The musical component of the production only serves to enhance the theatrical experience. All of the cast take turns singing and strumming or squeezing as the show moves forward, and again the mouth-sound-making comes into play throughout the show, much like it did— though to a far lesser degree— in Frankenstein. The costume work, as supervised by Paige O’Malley, is simplistic yet intriguing, adding little touches of a location that time by-stepped and a time that is far from within our grasp to the show’s overall aesthetic.
The four featured performers are nothing less than stellar in this production. Jon Reynolds and Jack Novak take turns serving as the voice and shadowy figure of Count Dracula, though it is primarily Novak who serves as the titular character. His ominous vocality, his looming presence behind the scrim, and his scary seductive manner of speaking certain phrases sends shivers up the spine. Novak doubles up as D. John Seward, among others, and this characterization is compelling in its own right. Reynolds, whose primary appearance is as Gabriel Van Helsing, is all but to die for. Reynolds adapts a vocal affectation with such ludicrous melodrama that it’s thoroughly enjoyable in all its humors. The overall delivery of this character is a fine example of balance; Reynolds knows how to truthfully deliver the moment against the hilarious quirks that he crafts inside of Van Helsing.

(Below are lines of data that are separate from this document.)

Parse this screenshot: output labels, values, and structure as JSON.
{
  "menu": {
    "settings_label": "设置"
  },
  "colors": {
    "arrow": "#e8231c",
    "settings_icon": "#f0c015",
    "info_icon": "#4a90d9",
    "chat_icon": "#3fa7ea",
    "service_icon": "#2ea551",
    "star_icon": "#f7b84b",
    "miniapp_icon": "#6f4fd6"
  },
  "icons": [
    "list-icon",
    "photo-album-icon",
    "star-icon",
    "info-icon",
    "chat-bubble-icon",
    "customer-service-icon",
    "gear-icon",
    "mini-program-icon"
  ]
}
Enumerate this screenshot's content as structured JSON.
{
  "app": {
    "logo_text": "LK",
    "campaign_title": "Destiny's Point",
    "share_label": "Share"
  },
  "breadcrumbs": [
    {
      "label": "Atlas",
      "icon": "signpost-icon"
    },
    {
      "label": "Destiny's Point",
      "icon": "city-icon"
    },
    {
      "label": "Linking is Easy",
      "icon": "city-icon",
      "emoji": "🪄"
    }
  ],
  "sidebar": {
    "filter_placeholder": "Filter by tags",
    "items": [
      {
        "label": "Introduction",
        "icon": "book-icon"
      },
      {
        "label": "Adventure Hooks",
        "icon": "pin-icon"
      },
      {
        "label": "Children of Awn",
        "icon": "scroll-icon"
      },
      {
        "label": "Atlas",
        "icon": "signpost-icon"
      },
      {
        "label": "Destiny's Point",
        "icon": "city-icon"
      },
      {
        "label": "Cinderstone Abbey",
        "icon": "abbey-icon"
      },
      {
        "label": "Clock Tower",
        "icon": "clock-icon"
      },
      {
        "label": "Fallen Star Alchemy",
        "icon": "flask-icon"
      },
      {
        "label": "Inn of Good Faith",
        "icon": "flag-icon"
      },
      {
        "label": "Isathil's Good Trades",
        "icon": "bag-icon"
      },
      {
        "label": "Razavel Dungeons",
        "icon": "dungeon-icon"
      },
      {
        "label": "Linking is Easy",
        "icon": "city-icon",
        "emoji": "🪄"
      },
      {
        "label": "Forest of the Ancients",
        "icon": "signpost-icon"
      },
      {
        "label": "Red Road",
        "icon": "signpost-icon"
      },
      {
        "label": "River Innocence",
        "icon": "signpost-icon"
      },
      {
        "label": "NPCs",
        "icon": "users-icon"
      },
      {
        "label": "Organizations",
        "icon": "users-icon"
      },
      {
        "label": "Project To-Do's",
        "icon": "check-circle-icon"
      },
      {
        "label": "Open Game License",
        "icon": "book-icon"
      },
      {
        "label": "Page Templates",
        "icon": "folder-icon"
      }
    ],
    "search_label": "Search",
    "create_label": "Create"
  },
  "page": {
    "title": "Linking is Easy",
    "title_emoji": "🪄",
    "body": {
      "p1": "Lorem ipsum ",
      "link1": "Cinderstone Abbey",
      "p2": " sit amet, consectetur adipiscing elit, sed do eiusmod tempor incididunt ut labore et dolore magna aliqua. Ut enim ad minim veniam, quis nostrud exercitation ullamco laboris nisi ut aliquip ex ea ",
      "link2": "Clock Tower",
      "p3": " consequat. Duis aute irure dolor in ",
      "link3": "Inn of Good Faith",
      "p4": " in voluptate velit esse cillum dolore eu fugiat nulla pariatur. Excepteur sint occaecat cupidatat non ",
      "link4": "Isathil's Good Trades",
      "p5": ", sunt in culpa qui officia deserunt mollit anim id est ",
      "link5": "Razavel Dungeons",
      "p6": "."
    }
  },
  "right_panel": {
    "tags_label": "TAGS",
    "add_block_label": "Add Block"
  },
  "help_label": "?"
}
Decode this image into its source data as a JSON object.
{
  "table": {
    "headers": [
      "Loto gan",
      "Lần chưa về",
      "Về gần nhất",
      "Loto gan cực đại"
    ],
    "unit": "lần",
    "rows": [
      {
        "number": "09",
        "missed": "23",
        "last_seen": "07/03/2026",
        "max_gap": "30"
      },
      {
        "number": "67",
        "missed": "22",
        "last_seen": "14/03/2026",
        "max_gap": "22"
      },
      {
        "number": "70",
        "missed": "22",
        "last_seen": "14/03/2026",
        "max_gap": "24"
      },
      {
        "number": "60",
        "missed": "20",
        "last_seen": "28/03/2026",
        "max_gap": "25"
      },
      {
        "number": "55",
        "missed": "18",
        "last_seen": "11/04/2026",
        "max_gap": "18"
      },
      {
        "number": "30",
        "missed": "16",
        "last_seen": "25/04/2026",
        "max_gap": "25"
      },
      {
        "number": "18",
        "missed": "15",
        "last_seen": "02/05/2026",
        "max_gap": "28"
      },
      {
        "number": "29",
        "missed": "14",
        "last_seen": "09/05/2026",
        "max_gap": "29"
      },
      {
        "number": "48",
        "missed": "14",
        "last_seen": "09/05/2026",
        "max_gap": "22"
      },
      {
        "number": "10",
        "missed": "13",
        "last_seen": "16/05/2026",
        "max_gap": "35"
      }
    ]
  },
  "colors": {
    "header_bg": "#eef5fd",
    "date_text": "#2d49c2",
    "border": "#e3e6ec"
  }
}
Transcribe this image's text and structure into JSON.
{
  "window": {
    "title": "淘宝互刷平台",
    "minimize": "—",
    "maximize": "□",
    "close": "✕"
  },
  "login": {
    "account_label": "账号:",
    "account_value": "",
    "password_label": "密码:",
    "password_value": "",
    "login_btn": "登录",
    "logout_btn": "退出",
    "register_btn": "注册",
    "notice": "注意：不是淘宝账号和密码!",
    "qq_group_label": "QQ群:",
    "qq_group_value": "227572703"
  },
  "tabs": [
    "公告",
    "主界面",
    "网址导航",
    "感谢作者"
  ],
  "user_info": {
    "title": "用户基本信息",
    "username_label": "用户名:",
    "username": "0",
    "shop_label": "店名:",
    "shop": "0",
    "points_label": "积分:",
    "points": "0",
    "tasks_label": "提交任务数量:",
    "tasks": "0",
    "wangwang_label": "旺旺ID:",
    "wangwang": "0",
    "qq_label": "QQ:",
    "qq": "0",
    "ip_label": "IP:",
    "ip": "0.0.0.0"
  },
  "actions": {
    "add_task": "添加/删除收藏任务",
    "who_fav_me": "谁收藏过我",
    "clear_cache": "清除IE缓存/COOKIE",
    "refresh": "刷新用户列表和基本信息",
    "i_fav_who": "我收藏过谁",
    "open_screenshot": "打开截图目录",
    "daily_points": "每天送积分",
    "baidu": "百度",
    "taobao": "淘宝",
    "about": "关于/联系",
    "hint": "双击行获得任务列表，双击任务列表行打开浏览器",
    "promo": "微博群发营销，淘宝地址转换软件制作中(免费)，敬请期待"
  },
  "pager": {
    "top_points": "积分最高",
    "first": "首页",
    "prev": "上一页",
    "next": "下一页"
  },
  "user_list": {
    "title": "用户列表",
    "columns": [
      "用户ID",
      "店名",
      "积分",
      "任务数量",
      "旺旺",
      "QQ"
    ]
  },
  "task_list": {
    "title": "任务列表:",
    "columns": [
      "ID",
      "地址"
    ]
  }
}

Meg Lowey is initially introduced on the concertina and appears to be the show’s primary squeezebox operator despite switching off at great haste the further into the production the story gets. Lowey, playing the delicate yet determined Mina, among others, is sweet yet sound, never once letting the character slip into the gooey ingénue-esque shell in which such a character might be cradled. Kerry McGee, who takes up three such weighted roles— Lucy, Jonathan Harker, and the enigmatically unhinged Renfield— is equally animated across her three principal performances. While her Lucy is delicate, in a different vein than Lowey’s Mina, there is a simplicity to the character that sets her adrift not unlike a dream. McGee’s Jonathan Harker is spooked and startled, providing a great deal of the introductory exposition and experience to the tale. But her Renfield is downright unsettling; between the creepy deadest grin and the animated gestures and expressions when first being introduced, McGee makes this macabre creature most unsavory.
Ultimately an exquisite rendition of the tale…a tale for which there is no proof, no document, no evidence…this Dracula is as ephemeral as the monster himself. Don’t miss your chance to enjoy it— and all of the other offerings in The Horror Rep at We Happy Few this autumn.
Running Time: 60 minutes with no intermission
Dracula plays through November 10, 2018 at a party of The Horror Rep with We Happy Few in residence at the Capitol Hill Arts Workshop— 545 7th Street SE in Washington, DC. Tickets are available at the door or in advance online.